*Required action*.
Only the text of the records below belongs in the answer, copied exactly, with pictures omitted.
Dataset records START
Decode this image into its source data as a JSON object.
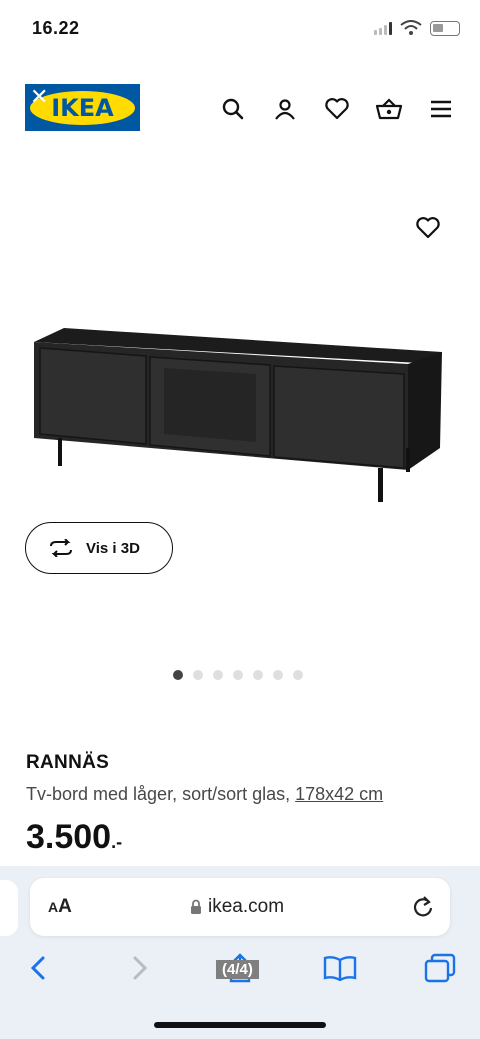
{
  "status": {
    "time": "16.22"
  },
  "header": {
    "logo_text": "IKEA",
    "icons": [
      "search-icon",
      "user-icon",
      "heart-icon",
      "basket-icon",
      "menu-icon"
    ]
  },
  "gallery": {
    "view_3d_label": "Vis i 3D",
    "dots_count": 7,
    "active_dot": 0
  },
  "product": {
    "name": "RANNÄS",
    "description": "Tv-bord med låger, sort/sort glas,",
    "dimensions": "178x42 cm",
    "price": "3.500",
    "price_suffix": ".-"
  },
  "browser": {
    "aa_label_small": "A",
    "aa_label_large": "A",
    "url": "ikea.com",
    "page_counter": "(4/4)"
  },
  "colors": {
    "ikea_blue": "#0058a3",
    "ikea_yellow": "#ffdb00",
    "browser_accent": "#1a73e8"
  }
}
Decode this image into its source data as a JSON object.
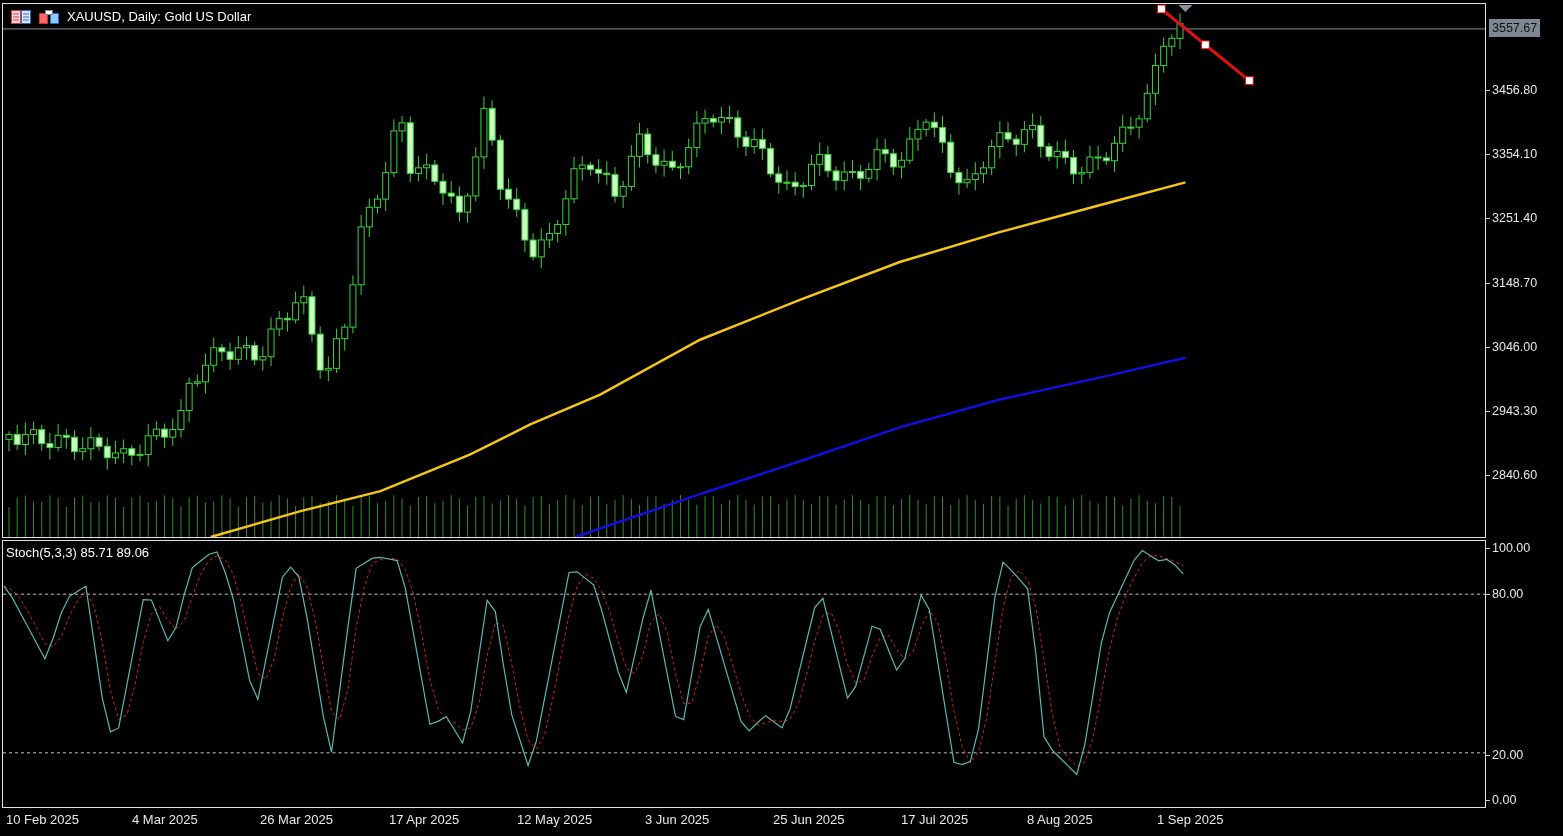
{
  "chart": {
    "title": "XAUUSD, Daily:  Gold US Dollar"
  },
  "price_axis": {
    "current_price": "3557.67",
    "labels": [
      "3456.80",
      "3354.10",
      "3251.40",
      "3148.70",
      "3046.00",
      "2943.30",
      "2840.60"
    ]
  },
  "stochastic": {
    "legend": "Stoch(5,3,3) 85.71 89.06",
    "axis_labels": [
      "100.00",
      "0.00"
    ],
    "levels": [
      "80.00",
      "20.00"
    ]
  },
  "time_axis": {
    "labels": [
      "10 Feb 2025",
      "4 Mar 2025",
      "26 Mar 2025",
      "17 Apr 2025",
      "12 May 2025",
      "3 Jun 2025",
      "25 Jun 2025",
      "17 Jul 2025",
      "8 Aug 2025",
      "1 Sep 2025"
    ]
  }
}
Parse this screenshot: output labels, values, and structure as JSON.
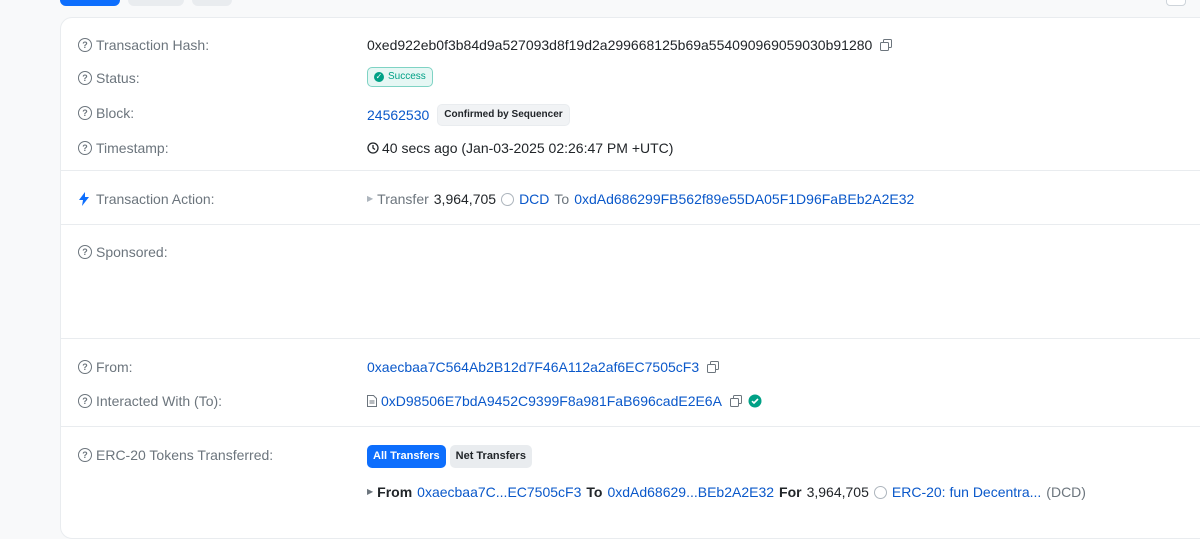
{
  "colors": {
    "accent": "#0d6efd",
    "link": "#0a58ca",
    "success": "#00a186",
    "label": "#6c757d"
  },
  "transaction": {
    "hash_label": "Transaction Hash:",
    "hash": "0xed922eb0f3b84d9a527093d8f19d2a299668125b69a554090969059030b91280",
    "status_label": "Status:",
    "status": "Success",
    "block_label": "Block:",
    "block": "24562530",
    "block_badge": "Confirmed by Sequencer",
    "timestamp_label": "Timestamp:",
    "timestamp": "40 secs ago (Jan-03-2025 02:26:47 PM +UTC)",
    "action_label": "Transaction Action:",
    "action": {
      "verb": "Transfer",
      "amount": "3,964,705",
      "token": "DCD",
      "to_word": "To",
      "to_address": "0xdAd686299FB562f89e55DA05F1D96FaBEb2A2E32"
    },
    "sponsored_label": "Sponsored:",
    "from_label": "From:",
    "from": "0xaecbaa7C564Ab2B12d7F46A112a2af6EC7505cF3",
    "interacted_label": "Interacted With (To):",
    "interacted": "0xD98506E7bdA9452C9399F8a981FaB696cadE2E6A",
    "erc20_label": "ERC-20 Tokens Transferred:",
    "erc20_tabs": {
      "all": "All Transfers",
      "net": "Net Transfers"
    },
    "erc20_transfer": {
      "from_word": "From",
      "from": "0xaecbaa7C...EC7505cF3",
      "to_word": "To",
      "to": "0xdAd68629...BEb2A2E32",
      "for_word": "For",
      "amount": "3,964,705",
      "token": "ERC-20: fun Decentra...",
      "symbol": "(DCD)"
    }
  },
  "icons": [
    "question-icon",
    "copy-icon",
    "clock-icon",
    "lightning-icon",
    "contract-file-icon",
    "verified-check-icon",
    "caret-right-icon",
    "token-icon"
  ]
}
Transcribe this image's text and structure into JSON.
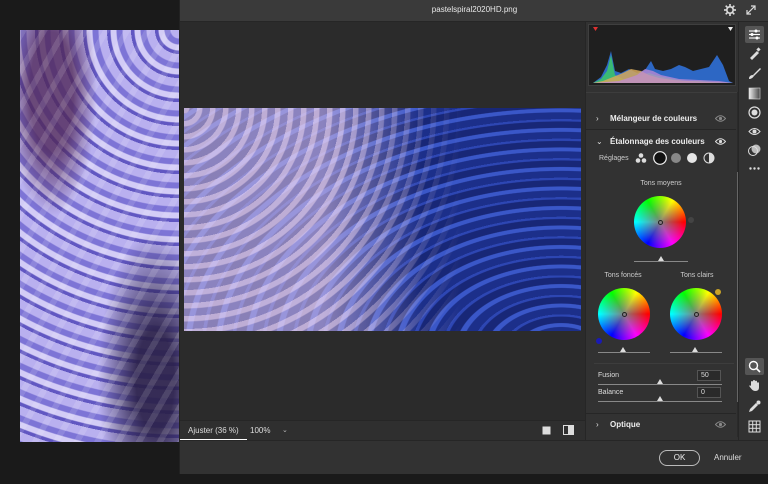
{
  "window": {
    "title": "pastelspiral2020HD.png"
  },
  "statusbar": {
    "fit_label": "Ajuster (36 %)",
    "zoom_label": "100%"
  },
  "footer": {
    "ok_label": "OK",
    "cancel_label": "Annuler"
  },
  "panel": {
    "sections": {
      "melangeur": "Mélangeur de couleurs",
      "etalonnage": "Étalonnage des couleurs",
      "optique": "Optique"
    },
    "reglages_label": "Réglages",
    "wheels": {
      "midtones": "Tons moyens",
      "shadows": "Tons foncés",
      "highlights": "Tons clairs"
    },
    "fusion": {
      "label": "Fusion",
      "value": "50",
      "fraction": 0.5
    },
    "balance": {
      "label": "Balance",
      "value": "0",
      "fraction": 0.5
    }
  },
  "colors": {
    "accent": "#3b3bd1",
    "highlight_dot": "#c9a227",
    "shadow_dot": "#1a1ab5",
    "histogram_clip_warning": "#e03030"
  },
  "icons": {
    "toolbar": [
      "edit-sliders-icon",
      "healing-brush-icon",
      "brush-icon",
      "gradient-icon",
      "radial-filter-icon",
      "red-eye-icon",
      "presets-icon",
      "more-icon",
      "zoom-icon",
      "hand-icon",
      "color-sampler-icon",
      "grid-icon"
    ],
    "title": [
      "gear-icon",
      "fullscreen-icon"
    ]
  }
}
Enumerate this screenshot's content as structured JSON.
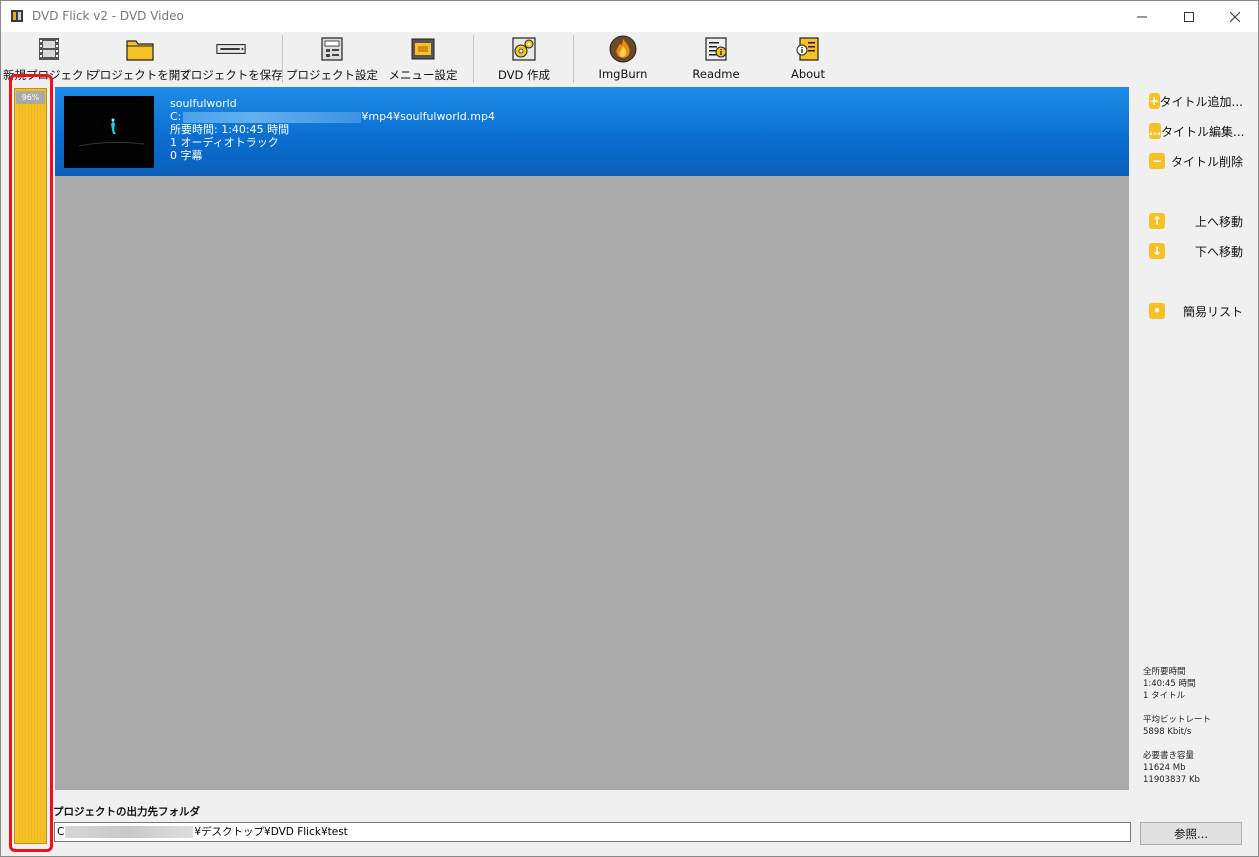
{
  "window": {
    "title": "DVD Flick v2 - DVD Video"
  },
  "toolbar": {
    "items": [
      {
        "label": "新規プロジェクト",
        "icon": "film-strip-icon"
      },
      {
        "label": "プロジェクトを開く",
        "icon": "folder-open-icon"
      },
      {
        "label": "プロジェクトを保存",
        "icon": "dvd-drive-save-icon"
      },
      {
        "label": "プロジェクト設定",
        "icon": "project-settings-icon"
      },
      {
        "label": "メニュー設定",
        "icon": "menu-settings-icon"
      },
      {
        "label": "DVD 作成",
        "icon": "dvd-create-gears-icon"
      },
      {
        "label": "ImgBurn",
        "icon": "imgburn-flame-icon"
      },
      {
        "label": "Readme",
        "icon": "readme-info-icon"
      },
      {
        "label": "About",
        "icon": "about-info-icon"
      }
    ]
  },
  "progress": {
    "label": "96%",
    "value_percent": 96,
    "color": "#f6c125",
    "highlight_color": "#e8141c"
  },
  "titles": [
    {
      "name": "soulfulworld",
      "path_prefix": "C:",
      "path_suffix": "¥mp4¥soulfulworld.mp4",
      "duration": "所要時間: 1:40:45 時間",
      "audio": "1 オーディオトラック",
      "subtitles": "0 字幕",
      "selected_color": "#0b6fd2"
    }
  ],
  "right_panel": {
    "buttons": [
      {
        "label": "タイトル追加...",
        "icon": "plus-icon",
        "glyph": "+"
      },
      {
        "label": "タイトル編集...",
        "icon": "ellipsis-icon",
        "glyph": "…"
      },
      {
        "label": "タイトル削除",
        "icon": "minus-icon",
        "glyph": "−"
      },
      {
        "label": "上へ移動",
        "icon": "arrow-up-icon",
        "glyph": "↑"
      },
      {
        "label": "下へ移動",
        "icon": "arrow-down-icon",
        "glyph": "↓"
      },
      {
        "label": "簡易リスト",
        "icon": "list-icon",
        "glyph": "•"
      }
    ],
    "stats": {
      "total_time_label": "全所要時間",
      "total_time_value": "1:40:45 時間",
      "title_count": "1 タイトル",
      "bitrate_label": "平均ビットレート",
      "bitrate_value": "5898 Kbit/s",
      "size_label": "必要書き容量",
      "size_mb": "11624 Mb",
      "size_kb": "11903837 Kb"
    }
  },
  "output": {
    "label": "プロジェクトの出力先フォルダ",
    "path_prefix": "C",
    "path_suffix": "¥デスクトップ¥DVD Flick¥test",
    "browse_label": "参照..."
  }
}
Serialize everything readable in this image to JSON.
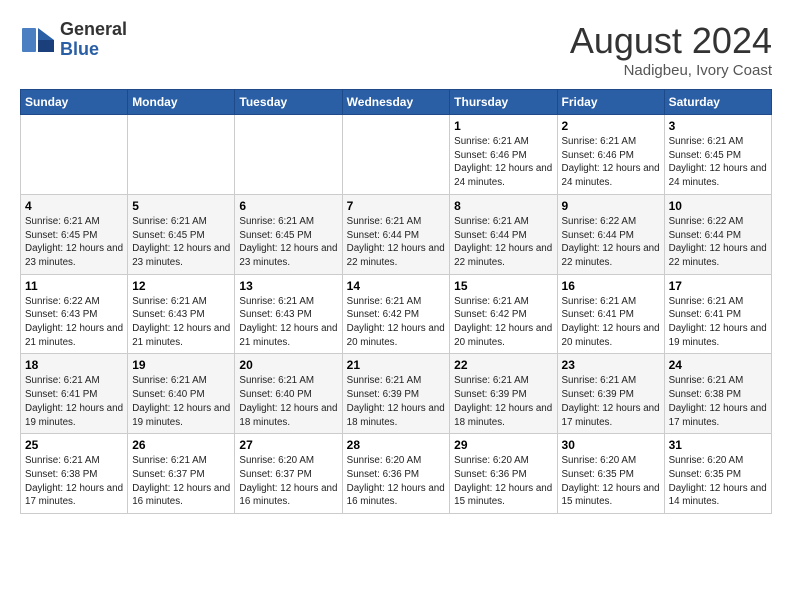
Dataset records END
*Written response*.
Decode this image into its source data as a JSON object.
{
  "status": {
    "time": "16.22"
  },
  "header": {
    "logo_text": "IKEA",
    "icons": [
      "search-icon",
      "user-icon",
      "heart-icon",
      "basket-icon",
      "menu-icon"
    ]
  },
  "gallery": {
    "view_3d_label": "Vis i 3D",
    "dots_count": 7,
    "active_dot": 0
  },
  "product": {
    "name": "RANNÄS",
    "description": "Tv-bord med låger, sort/sort glas,",
    "dimensions": "178x42 cm",
    "price": "3.500",
    "price_suffix": ".-"
  },
  "browser": {
    "aa_label_small": "A",
    "aa_label_large": "A",
    "url": "ikea.com",
    "page_counter": "(4/4)"
  },
  "colors": {
    "ikea_blue": "#0058a3",
    "ikea_yellow": "#ffdb00",
    "browser_accent": "#1a73e8"
  }
}
Decode this image into its source data as a JSON object.
{
  "chart": {
    "title": "XAUUSD, Daily:  Gold US Dollar"
  },
  "price_axis": {
    "current_price": "3557.67",
    "labels": [
      "3456.80",
      "3354.10",
      "3251.40",
      "3148.70",
      "3046.00",
      "2943.30",
      "2840.60"
    ]
  },
  "stochastic": {
    "legend": "Stoch(5,3,3) 85.71 89.06",
    "axis_labels": [
      "100.00",
      "0.00"
    ],
    "levels": [
      "80.00",
      "20.00"
    ]
  },
  "time_axis": {
    "labels": [
      "10 Feb 2025",
      "4 Mar 2025",
      "26 Mar 2025",
      "17 Apr 2025",
      "12 May 2025",
      "3 Jun 2025",
      "25 Jun 2025",
      "17 Jul 2025",
      "8 Aug 2025",
      "1 Sep 2025"
    ]
  }
}
Parse this screenshot: output labels, values, and structure as JSON.
{
  "colors": {
    "accent": "#0d6efd",
    "link": "#0a58ca",
    "success": "#00a186",
    "label": "#6c757d"
  },
  "transaction": {
    "hash_label": "Transaction Hash:",
    "hash": "0xed922eb0f3b84d9a527093d8f19d2a299668125b69a554090969059030b91280",
    "status_label": "Status:",
    "status": "Success",
    "block_label": "Block:",
    "block": "24562530",
    "block_badge": "Confirmed by Sequencer",
    "timestamp_label": "Timestamp:",
    "timestamp": "40 secs ago (Jan-03-2025 02:26:47 PM +UTC)",
    "action_label": "Transaction Action:",
    "action": {
      "verb": "Transfer",
      "amount": "3,964,705",
      "token": "DCD",
      "to_word": "To",
      "to_address": "0xdAd686299FB562f89e55DA05F1D96FaBEb2A2E32"
    },
    "sponsored_label": "Sponsored:",
    "from_label": "From:",
    "from": "0xaecbaa7C564Ab2B12d7F46A112a2af6EC7505cF3",
    "interacted_label": "Interacted With (To):",
    "interacted": "0xD98506E7bdA9452C9399F8a981FaB696cadE2E6A",
    "erc20_label": "ERC-20 Tokens Transferred:",
    "erc20_tabs": {
      "all": "All Transfers",
      "net": "Net Transfers"
    },
    "erc20_transfer": {
      "from_word": "From",
      "from": "0xaecbaa7C...EC7505cF3",
      "to_word": "To",
      "to": "0xdAd68629...BEb2A2E32",
      "for_word": "For",
      "amount": "3,964,705",
      "token": "ERC-20: fun Decentra...",
      "symbol": "(DCD)"
    }
  },
  "icons": [
    "question-icon",
    "copy-icon",
    "clock-icon",
    "lightning-icon",
    "contract-file-icon",
    "verified-check-icon",
    "caret-right-icon",
    "token-icon"
  ]
}
Transcribe this image's text and structure into JSON.
{
  "window": {
    "title": "pastelspiral2020HD.png"
  },
  "statusbar": {
    "fit_label": "Ajuster (36 %)",
    "zoom_label": "100%"
  },
  "footer": {
    "ok_label": "OK",
    "cancel_label": "Annuler"
  },
  "panel": {
    "sections": {
      "melangeur": "Mélangeur de couleurs",
      "etalonnage": "Étalonnage des couleurs",
      "optique": "Optique"
    },
    "reglages_label": "Réglages",
    "wheels": {
      "midtones": "Tons moyens",
      "shadows": "Tons foncés",
      "highlights": "Tons clairs"
    },
    "fusion": {
      "label": "Fusion",
      "value": "50",
      "fraction": 0.5
    },
    "balance": {
      "label": "Balance",
      "value": "0",
      "fraction": 0.5
    }
  },
  "colors": {
    "accent": "#3b3bd1",
    "highlight_dot": "#c9a227",
    "shadow_dot": "#1a1ab5",
    "histogram_clip_warning": "#e03030"
  },
  "icons": {
    "toolbar": [
      "edit-sliders-icon",
      "healing-brush-icon",
      "brush-icon",
      "gradient-icon",
      "radial-filter-icon",
      "red-eye-icon",
      "presets-icon",
      "more-icon",
      "zoom-icon",
      "hand-icon",
      "color-sampler-icon",
      "grid-icon"
    ],
    "title": [
      "gear-icon",
      "fullscreen-icon"
    ]
  }
}
Enumerate this screenshot's content as structured JSON.
{
  "window": {
    "title": "DVD Flick v2 - DVD Video"
  },
  "toolbar": {
    "items": [
      {
        "label": "新規プロジェクト",
        "icon": "film-strip-icon"
      },
      {
        "label": "プロジェクトを開く",
        "icon": "folder-open-icon"
      },
      {
        "label": "プロジェクトを保存",
        "icon": "dvd-drive-save-icon"
      },
      {
        "label": "プロジェクト設定",
        "icon": "project-settings-icon"
      },
      {
        "label": "メニュー設定",
        "icon": "menu-settings-icon"
      },
      {
        "label": "DVD 作成",
        "icon": "dvd-create-gears-icon"
      },
      {
        "label": "ImgBurn",
        "icon": "imgburn-flame-icon"
      },
      {
        "label": "Readme",
        "icon": "readme-info-icon"
      },
      {
        "label": "About",
        "icon": "about-info-icon"
      }
    ]
  },
  "progress": {
    "label": "96%",
    "value_percent": 96,
    "color": "#f6c125",
    "highlight_color": "#e8141c"
  },
  "titles": [
    {
      "name": "soulfulworld",
      "path_prefix": "C:",
      "path_suffix": "¥mp4¥soulfulworld.mp4",
      "duration": "所要時間: 1:40:45 時間",
      "audio": "1 オーディオトラック",
      "subtitles": "0 字幕",
      "selected_color": "#0b6fd2"
    }
  ],
  "right_panel": {
    "buttons": [
      {
        "label": "タイトル追加...",
        "icon": "plus-icon",
        "glyph": "+"
      },
      {
        "label": "タイトル編集...",
        "icon": "ellipsis-icon",
        "glyph": "…"
      },
      {
        "label": "タイトル削除",
        "icon": "minus-icon",
        "glyph": "−"
      },
      {
        "label": "上へ移動",
        "icon": "arrow-up-icon",
        "glyph": "↑"
      },
      {
        "label": "下へ移動",
        "icon": "arrow-down-icon",
        "glyph": "↓"
      },
      {
        "label": "簡易リスト",
        "icon": "list-icon",
        "glyph": "•"
      }
    ],
    "stats": {
      "total_time_label": "全所要時間",
      "total_time_value": "1:40:45 時間",
      "title_count": "1 タイトル",
      "bitrate_label": "平均ビットレート",
      "bitrate_value": "5898 Kbit/s",
      "size_label": "必要書き容量",
      "size_mb": "11624 Mb",
      "size_kb": "11903837 Kb"
    }
  },
  "output": {
    "label": "プロジェクトの出力先フォルダ",
    "path_prefix": "C",
    "path_suffix": "¥デスクトップ¥DVD Flick¥test",
    "browse_label": "参照..."
  }
}
Serialize everything readable in this image to JSON.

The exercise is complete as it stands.